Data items
>>>

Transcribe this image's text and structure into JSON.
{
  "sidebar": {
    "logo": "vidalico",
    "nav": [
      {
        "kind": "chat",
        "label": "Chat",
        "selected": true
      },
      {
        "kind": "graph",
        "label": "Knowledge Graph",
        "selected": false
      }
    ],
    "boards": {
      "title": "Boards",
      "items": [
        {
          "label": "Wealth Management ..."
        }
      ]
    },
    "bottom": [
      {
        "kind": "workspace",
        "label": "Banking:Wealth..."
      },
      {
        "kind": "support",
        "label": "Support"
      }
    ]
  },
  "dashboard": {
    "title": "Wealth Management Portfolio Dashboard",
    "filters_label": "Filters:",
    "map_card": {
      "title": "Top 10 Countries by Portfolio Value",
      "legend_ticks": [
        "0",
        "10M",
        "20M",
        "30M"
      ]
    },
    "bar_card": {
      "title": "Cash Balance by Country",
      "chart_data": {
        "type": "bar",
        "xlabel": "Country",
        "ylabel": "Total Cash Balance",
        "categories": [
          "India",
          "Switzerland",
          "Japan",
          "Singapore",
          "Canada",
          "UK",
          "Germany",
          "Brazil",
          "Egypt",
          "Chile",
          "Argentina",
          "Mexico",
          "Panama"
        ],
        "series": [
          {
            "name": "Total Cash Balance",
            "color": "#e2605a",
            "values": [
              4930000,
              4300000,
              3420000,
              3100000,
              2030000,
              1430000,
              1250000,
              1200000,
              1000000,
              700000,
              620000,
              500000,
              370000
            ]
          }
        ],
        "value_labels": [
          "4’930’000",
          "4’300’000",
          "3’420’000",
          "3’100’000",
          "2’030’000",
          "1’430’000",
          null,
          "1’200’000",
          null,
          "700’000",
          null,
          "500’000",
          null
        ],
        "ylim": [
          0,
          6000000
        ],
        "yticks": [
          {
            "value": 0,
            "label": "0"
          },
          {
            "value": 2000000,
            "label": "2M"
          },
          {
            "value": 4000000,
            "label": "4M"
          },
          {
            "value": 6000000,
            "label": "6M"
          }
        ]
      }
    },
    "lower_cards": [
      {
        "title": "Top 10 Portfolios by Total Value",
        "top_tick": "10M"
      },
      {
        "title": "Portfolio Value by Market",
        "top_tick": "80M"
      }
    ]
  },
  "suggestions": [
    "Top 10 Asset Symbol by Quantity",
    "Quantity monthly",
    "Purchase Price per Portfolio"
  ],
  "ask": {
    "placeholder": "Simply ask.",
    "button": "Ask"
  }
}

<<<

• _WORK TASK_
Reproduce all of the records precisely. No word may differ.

• _ANSWER SPACE_
Transcribe this image's text and structure into JSON.
{
  "sidebar": {
    "logo": "vidalico",
    "nav": [
      {
        "kind": "chat",
        "label": "Chat",
        "selected": true
      },
      {
        "kind": "graph",
        "label": "Knowledge Graph",
        "selected": false
      }
    ],
    "boards": {
      "title": "Boards",
      "items": [
        {
          "label": "Wealth Management ..."
        }
      ]
    },
    "bottom": [
      {
        "kind": "workspace",
        "label": "Banking:Wealth..."
      },
      {
        "kind": "support",
        "label": "Support"
      }
    ]
  },
  "dashboard": {
    "title": "Wealth Management Portfolio Dashboard",
    "filters_label": "Filters:",
    "map_card": {
      "title": "Top 10 Countries by Portfolio Value",
      "legend_ticks": [
        "0",
        "10M",
        "20M",
        "30M"
      ]
    },
    "bar_card": {
      "title": "Cash Balance by Country",
      "chart_data": {
        "type": "bar",
        "xlabel": "Country",
        "ylabel": "Total Cash Balance",
        "categories": [
          "India",
          "Switzerland",
          "Japan",
          "Singapore",
          "Canada",
          "UK",
          "Germany",
          "Brazil",
          "Egypt",
          "Chile",
          "Argentina",
          "Mexico",
          "Panama"
        ],
        "series": [
          {
            "name": "Total Cash Balance",
            "color": "#e2605a",
            "values": [
              4930000,
              4300000,
              3420000,
              3100000,
              2030000,
              1430000,
              1250000,
              1200000,
              1000000,
              700000,
              620000,
              500000,
              370000
            ]
          }
        ],
        "value_labels": [
          "4’930’000",
          "4’300’000",
          "3’420’000",
          "3’100’000",
          "2’030’000",
          "1’430’000",
          null,
          "1’200’000",
          null,
          "700’000",
          null,
          "500’000",
          null
        ],
        "ylim": [
          0,
          6000000
        ],
        "yticks": [
          {
            "value": 0,
            "label": "0"
          },
          {
            "value": 2000000,
            "label": "2M"
          },
          {
            "value": 4000000,
            "label": "4M"
          },
          {
            "value": 6000000,
            "label": "6M"
          }
        ]
      }
    },
    "lower_cards": [
      {
        "title": "Top 10 Portfolios by Total Value",
        "top_tick": "10M"
      },
      {
        "title": "Portfolio Value by Market",
        "top_tick": "80M"
      }
    ]
  },
  "suggestions": [
    "Top 10 Asset Symbol by Quantity",
    "Quantity monthly",
    "Purchase Price per Portfolio"
  ],
  "ask": {
    "placeholder": "Simply ask.",
    "button": "Ask"
  }
}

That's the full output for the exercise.